In "Dianetics," Hubbard encompassed many of the ideas in his writings about the human mind from the 1940s and 50s, and outlined what he considered a solution to human behavior. He held that the brain has two components, "analytic" and "reactive." Problems are the cause of the latter and its "engrams," which are deep-seated, photo-like memories of stressful events, according to Hubbard, that can extend as far back as to previous lives. His prescription for the resulting mental and physical suffering was a process of therapy in which the patient would re-experience the memory, thereby erasing it.
The book was so popular that it spawned "Dianetics clubs" and other similar groups around the country with the aim of applying Hubbard's principles. Fans filled his house in Elizabeth. "Dianetics" has since been translated into more than 50 languages.
With the development of Scientology in the following years came Hubbard's most virulent attacks on psychiatry as well as the introduction of outer space into the doctrine.
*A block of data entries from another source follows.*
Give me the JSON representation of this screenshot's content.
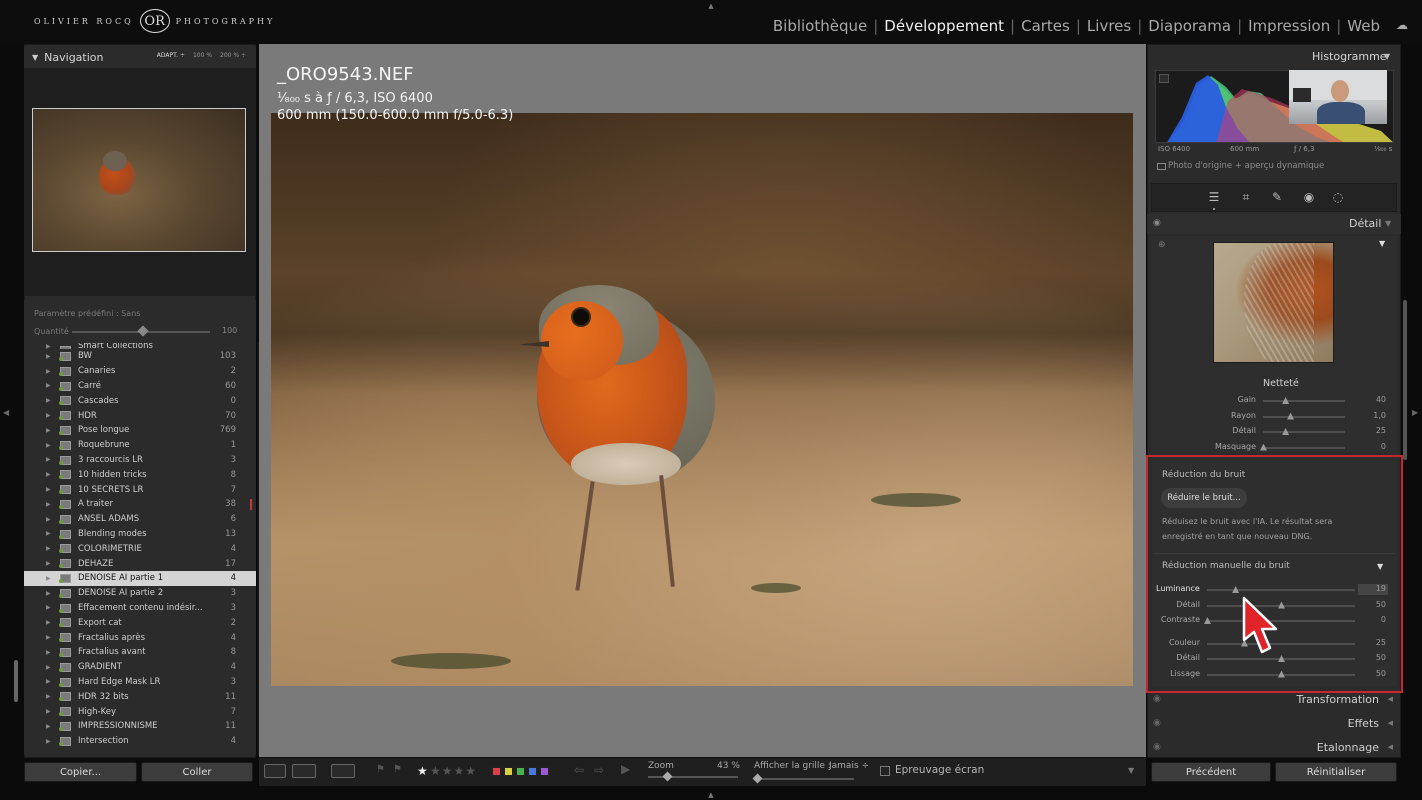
{
  "top": {
    "logo_left": "OLIVIER ROCQ",
    "logo_mark": "OR",
    "logo_right": "PHOTOGRAPHY",
    "modules": [
      "Bibliothèque",
      "Développement",
      "Cartes",
      "Livres",
      "Diaporama",
      "Impression",
      "Web"
    ],
    "active_module": "Développement"
  },
  "navigator": {
    "title": "Navigation",
    "zoom_options": [
      "ADAPT. ÷",
      "100 %",
      "200 % ÷"
    ]
  },
  "preset": {
    "name": "Paramètre prédéfini : Sans",
    "quantity_label": "Quantité",
    "quantity_value": "100"
  },
  "collections": [
    {
      "name": "Smart Collections",
      "count": ""
    },
    {
      "name": "BW",
      "count": "103"
    },
    {
      "name": "Canaries",
      "count": "2"
    },
    {
      "name": "Carré",
      "count": "60"
    },
    {
      "name": "Cascades",
      "count": "0"
    },
    {
      "name": "HDR",
      "count": "70"
    },
    {
      "name": "Pose longue",
      "count": "769"
    },
    {
      "name": "Roquebrune",
      "count": "1"
    },
    {
      "name": "3 raccourcis LR",
      "count": "3"
    },
    {
      "name": "10 hidden tricks",
      "count": "8"
    },
    {
      "name": "10 SECRETS LR",
      "count": "7"
    },
    {
      "name": "A traiter",
      "count": "38"
    },
    {
      "name": "ANSEL ADAMS",
      "count": "6"
    },
    {
      "name": "Blending modes",
      "count": "13"
    },
    {
      "name": "COLORIMETRIE",
      "count": "4"
    },
    {
      "name": "DEHAZE",
      "count": "17"
    },
    {
      "name": "DENOISE AI partie 1",
      "count": "4"
    },
    {
      "name": "DENOISE AI partie 2",
      "count": "3"
    },
    {
      "name": "Effacement contenu indésir...",
      "count": "3"
    },
    {
      "name": "Export cat",
      "count": "2"
    },
    {
      "name": "Fractalius après",
      "count": "4"
    },
    {
      "name": "Fractalius avant",
      "count": "8"
    },
    {
      "name": "GRADIENT",
      "count": "4"
    },
    {
      "name": "Hard Edge Mask LR",
      "count": "3"
    },
    {
      "name": "HDR 32 bits",
      "count": "11"
    },
    {
      "name": "High-Key",
      "count": "7"
    },
    {
      "name": "IMPRESSIONNISME",
      "count": "11"
    },
    {
      "name": "Intersection",
      "count": "4"
    }
  ],
  "selected_collection": "DENOISE AI partie 1",
  "left_buttons": {
    "copy": "Copier...",
    "paste": "Coller"
  },
  "photo": {
    "filename": "_ORO9543.NEF",
    "exposure": "¹⁄₈₀₀ s à ƒ / 6,3, ISO 6400",
    "lens": "600 mm (150.0-600.0 mm f/5.0-6.3)"
  },
  "toolbar": {
    "rating_filled": "★",
    "rating_empty": "★★★★",
    "zoom_label": "Zoom",
    "zoom_value": "43 %",
    "grid_label": "Afficher la grille :",
    "grid_value": "Jamais ÷",
    "proof_label": "Epreuvage écran",
    "color_labels": [
      "#d8404a",
      "#d8d040",
      "#4cb04c",
      "#4a7ad8",
      "#9a5ad0"
    ]
  },
  "histogram": {
    "title": "Histogramme",
    "iso": "ISO 6400",
    "focal": "600 mm",
    "aperture": "ƒ / 6,3",
    "shutter": "¹⁄₈₀₀ s",
    "preview_status": "Photo d'origine + aperçu dynamique"
  },
  "detail": {
    "title": "Détail",
    "sharpening_title": "Netteté",
    "sharpening": [
      {
        "label": "Gain",
        "value": "40",
        "pos": 0.27
      },
      {
        "label": "Rayon",
        "value": "1,0",
        "pos": 0.33
      },
      {
        "label": "Détail",
        "value": "25",
        "pos": 0.27
      },
      {
        "label": "Masquage",
        "value": "0",
        "pos": 0.0
      }
    ],
    "noise_reduction_title": "Réduction du bruit",
    "noise_button": "Réduire le bruit...",
    "noise_desc_line1": "Réduisez le bruit avec l'IA. Le résultat sera",
    "noise_desc_line2": "enregistré en tant que nouveau DNG.",
    "manual_title": "Réduction manuelle du bruit",
    "manual_sliders": [
      {
        "label": "Luminance",
        "value": "19",
        "pos": 0.19
      },
      {
        "label": "Détail",
        "value": "50",
        "pos": 0.5
      },
      {
        "label": "Contraste",
        "value": "0",
        "pos": 0.0
      },
      {
        "label": "Couleur",
        "value": "25",
        "pos": 0.25
      },
      {
        "label": "Détail",
        "value": "50",
        "pos": 0.5
      },
      {
        "label": "Lissage",
        "value": "50",
        "pos": 0.5
      }
    ]
  },
  "right_sections": [
    "Transformation",
    "Effets",
    "Etalonnage"
  ],
  "right_buttons": {
    "previous": "Précédent",
    "reset": "Réinitialiser"
  }
}
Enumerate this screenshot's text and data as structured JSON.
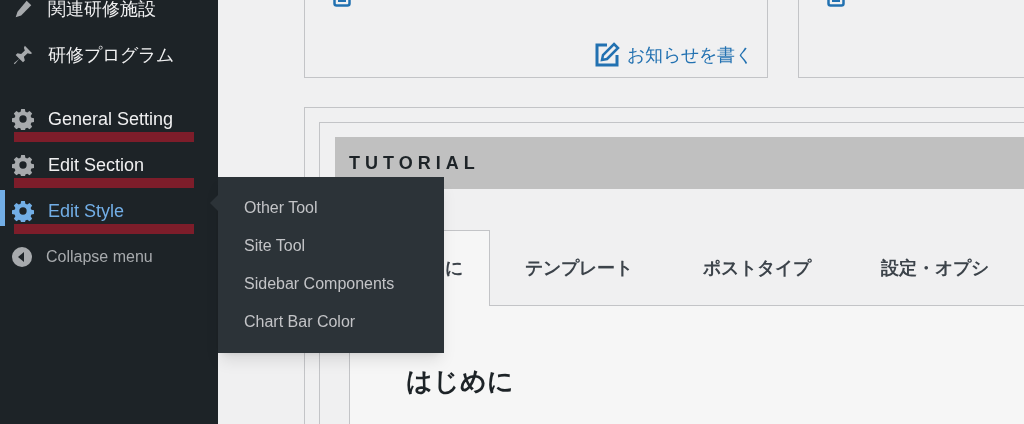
{
  "sidebar": {
    "items": [
      {
        "label": "関連研修施設",
        "kind": "pencil",
        "selected": false,
        "underlined": false
      },
      {
        "label": "研修プログラム",
        "kind": "pin",
        "selected": false,
        "underlined": false
      },
      {
        "label": "General Setting",
        "kind": "gear",
        "selected": false,
        "underlined": true
      },
      {
        "label": "Edit Section",
        "kind": "gear",
        "selected": false,
        "underlined": true
      },
      {
        "label": "Edit Style",
        "kind": "gear",
        "selected": true,
        "underlined": true
      },
      {
        "label": "Collapse menu",
        "kind": "collapse",
        "selected": false,
        "underlined": false
      }
    ],
    "flyout": [
      "Other Tool",
      "Site Tool",
      "Sidebar Components",
      "Chart Bar Color"
    ]
  },
  "write_link": "お知らせを書く",
  "tutorial": {
    "title": "TUTORIAL",
    "tabs": [
      {
        "label": "に",
        "selected": true
      },
      {
        "label": "テンプレート",
        "selected": false
      },
      {
        "label": "ポストタイプ",
        "selected": false
      },
      {
        "label": "設定・オプシ",
        "selected": false
      }
    ],
    "heading": "はじめに"
  }
}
The flaming volcano on the cover of the paperback edition, etched in countless memories thanks to late-night television commercials, is assumed to be a reference to Xenu, an intergalactic ruler who brought billions of people to earth 75 million years ago, stacked them around volcanos and blew them up with hydrogen bombs.
Scientology's main argument
Scientologists gradually stepped-up their attack on psychiatrists, who they considered their supreme enemy, depicting them as craven devils who performed lobotomies and injected people with drugs. In 1969, it formed the powerful Citizens Commission on Human Rights, "to investigate and expose psychiatric violations of human rights." CCHR sponsors organized protests, forums and exhibits dedicated to exposing the "unscientific nature" of psychiatry and the dangers of conventional mental health treatments, especially in recent years, antidepressants.
Scientology's main argument against psychiatry is that there is no medical basis for the modern concept of mental illness. "One common psychiatric lie put forth is that individuals exhibiting behavior problems have some kind of 'chemical imbalance' in their brain that can be cured by taking psychiatric drugs," explains the CCHR Web site. "There has never been any scientific test to determine any such 'chemical imbalance.' "
But Jagdish Dang, the chairman of psychiatry department at Barnert Hospital in Paterson, pointed out that the exact mechanisms of many illnesses - and treatments -remain unknown to modern science. "We don't know really know how most illnesses are caused =97 we just guess it and have theories," said Dr. Dang. "But we know that schizophrenics function a hundred percent better with drugs."
The Church of Scientology, which is headquartered in Los Angeles, has attracted a number of celebrity followers over the years, from John Travolta to Kirstie Alley. As its followers have multiplied, so have its anti-psychiatry campaigns and activities, which have often attracted controversy. Earlier this year, school districts in San Francisco and Los Angeles dropped a widely used anti-drug program called Narconon after questions were raised about its connections to Scientology.
Hundreds of high-security prison inmates in California, many of whom are diagnosed as mentally ill, have participated in Criminon, another Scientology-sponsored program, that eschews antipsychotic drugs.
The church has also backed legislation that critics say aims to discourage public school students from seeking mental health services.
But some say Scientology is simply one of the more colorful forms of an entrenched cultural suspicion of psychiatry, which deals, after all, with the manipulation of the human mind.
"This is of those things that will be going on forever," said Dang.
Reach Rachel Scheier at (973)-569-7131 or email@example.com.